A little more than 40 years after Sam Shepard and Patti Smith premiered their play Cowboy Mouth at The American Place Theatre in midtown, the work is being revived by One Old Crow Productions in a small space above Lucky Cheng’s Cabaret on the Lower East Side and after all these years, it’s hard not to see the work in a new context. In 1971 Shepard and Smith created and performed the piece which was pulled from their own relationship among other things in a world where they were almost unknown and now that they’ve both taken on a somewhat legendary status it’s insightful to see their words, fears, and torment knowing what they’ve become.

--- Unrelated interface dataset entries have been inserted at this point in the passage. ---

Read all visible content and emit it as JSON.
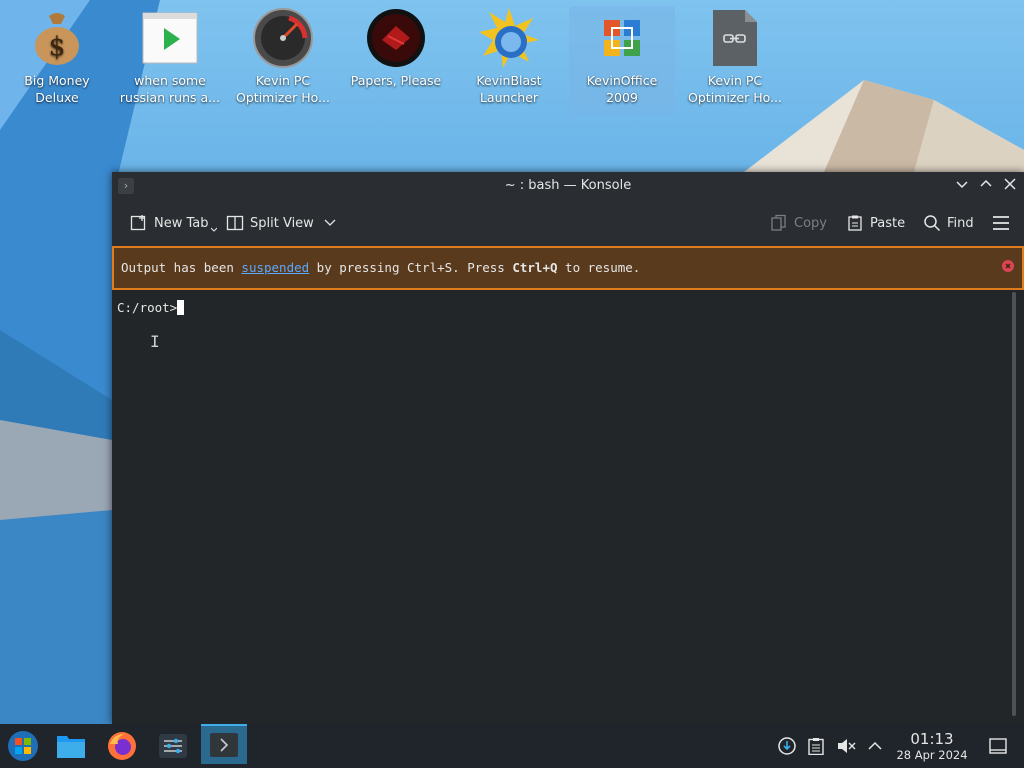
{
  "desktop": {
    "icons": [
      {
        "label": "Big Money Deluxe",
        "icon": "money-bag-icon"
      },
      {
        "label": "when some russian runs a...",
        "icon": "video-file-icon"
      },
      {
        "label": "Kevin PC Optimizer Ho...",
        "icon": "speedometer-icon"
      },
      {
        "label": "Papers, Please",
        "icon": "papers-please-icon"
      },
      {
        "label": "KevinBlast Launcher",
        "icon": "sunburst-launcher-icon"
      },
      {
        "label": "KevinOffice 2009",
        "icon": "office-logo-icon"
      },
      {
        "label": "Kevin PC Optimizer Ho...",
        "icon": "link-file-icon"
      }
    ]
  },
  "window": {
    "title": "~ : bash — Konsole",
    "toolbar": {
      "new_tab": "New Tab",
      "split_view": "Split View",
      "copy": "Copy",
      "paste": "Paste",
      "find": "Find"
    },
    "banner": {
      "pre": "Output has been ",
      "link": "suspended",
      "mid": " by pressing Ctrl+S. Press ",
      "key": "Ctrl+Q",
      "post": " to resume."
    },
    "terminal": {
      "prompt": "C:/root>"
    }
  },
  "taskbar": {
    "clock": {
      "time": "01:13",
      "date": "28 Apr 2024"
    },
    "apps": [
      "start-menu-icon",
      "file-manager-icon",
      "firefox-icon",
      "settings-icon",
      "konsole-icon"
    ]
  },
  "colors": {
    "accent": "#3daee9",
    "banner_border": "#e07b1e",
    "banner_bg": "#5a3a1c"
  }
}
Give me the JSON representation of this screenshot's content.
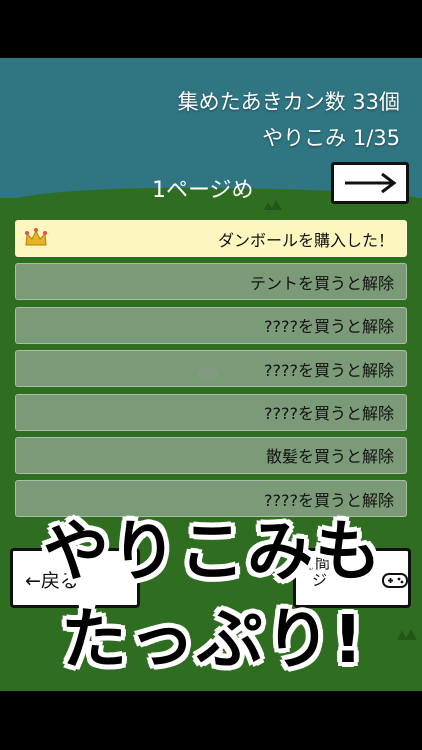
{
  "header": {
    "cans_collected": "集めたあきカン数 33個",
    "achievements": "やりこみ 1/35"
  },
  "pager": {
    "page_label": "1ページめ",
    "next_label": "→"
  },
  "achievement_list": [
    {
      "text": "ダンボールを購入した！",
      "unlocked": true
    },
    {
      "text": "テントを買うと解除",
      "unlocked": false
    },
    {
      "text": "????を買うと解除",
      "unlocked": false
    },
    {
      "text": "????を買うと解除",
      "unlocked": false
    },
    {
      "text": "????を買うと解除",
      "unlocked": false
    },
    {
      "text": "散髪を買うと解除",
      "unlocked": false
    },
    {
      "text": "????を買うと解除",
      "unlocked": false
    }
  ],
  "bottom_left": {
    "back_label": "←戻る"
  },
  "bottom_right": {
    "time_label": "時間",
    "time_sub": "ジ"
  },
  "promo": {
    "line1": "やりこみも",
    "line2": "たっぷり!"
  },
  "colors": {
    "sky": "#2f7582",
    "grass": "#2f6e21",
    "unlocked_row": "#fdf7bf"
  },
  "icons": [
    "crown-icon",
    "right-arrow-icon",
    "gamepad-icon"
  ]
}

The play, directed by Leah Benavides and featuring Diana Beshara who does a good job channeling Patti Smith’s spirit as Cavale, Geoffrey Pomeroy who seems a natural as Slim, and Matthew Mark Stannah as the mysterious Lobster Man is astonishingly intimate with only 15 audience members, each with their complimentary glass of wine, per performance who are seated on couches and chairs in the back of a very authentic, grungy apartment. Even with the abstract elements to the play it seems to incline quite a bit of autobiography from its authors and even though rock n roll isn’t the mighty church it was in the early seventies, the work lends itself in many ways to modern day thanks to their down and out thoughts of consumerism and fame.
Beyond being an interesting work, the play is a rewarding, worthwhile, and immersive theatrical experience and its three-week engagement runs through June 22.
For more information check OneOldCrowProductions.com.